If you are testing a masking or row-level security policy, you don't need to do anything else; it's ready for your policy testers. However, if your ultimate goal is to test a subscription policy, you need to build it separately from the above "subscription-testers" subscription policy, but ensure that you select the
Always Required option for "subscription-testers" subscription policy. That means when the "subscription-testers" subscription policy is merged with the real subscription policy you are testing, both policies will be considered and some of your test users may accurately be blocked from the table (which is part of the testing). For example, notice how these two policies (the "subscription-testers" and real policy being tested) were merged with an AND.
There's nothing stopping you from testing a set of changes (many subscription policies, many data policies) all together as well.
Once you’ve received feedback from your test users and are happy with the policy change, you can move on to the deployment of the policy. For example, add prod-domain, remove dev-domain, and then apply the policy. Or build the policy using a user that has
manage policy in the production domain.
Testing an edit to an existing policy
The approach here is the same as above; however, before applying your new policy to the development domain, you should first locally disable the pre-existing global policy in the data source. This can be done by going into the development data source in the Immuta UI as the data owner and disabling the policy you plan to change in the policy tab of the data source. This must be done because the clone will have the pre-existing policy applied because it should have all matching tags.
Now you can create the new version of the policy in its place without any conflict.
Sometimes you may have a requirement that multiple users approve a policy before it can be enabled for everyone.
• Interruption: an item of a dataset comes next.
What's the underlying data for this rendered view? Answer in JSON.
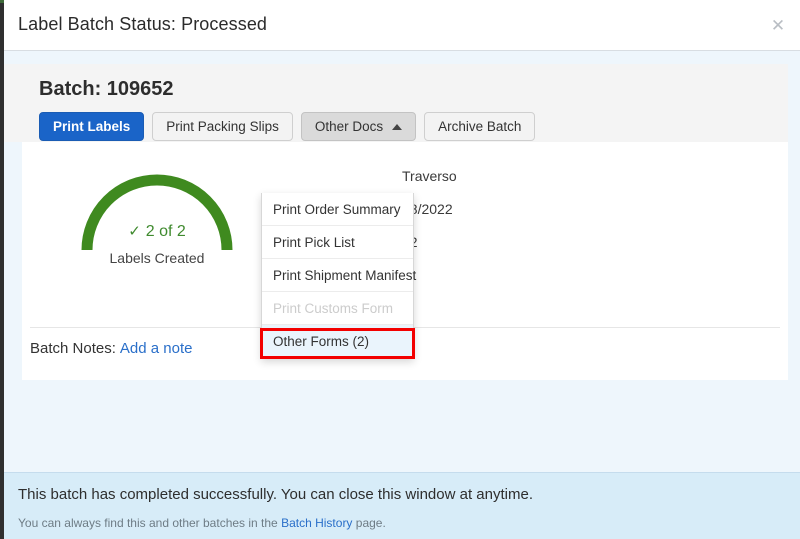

If you are in this situation, you may want to first consider doing this in git (or any source control tool) using our policy-as-code approach, so all approvals can happen in git.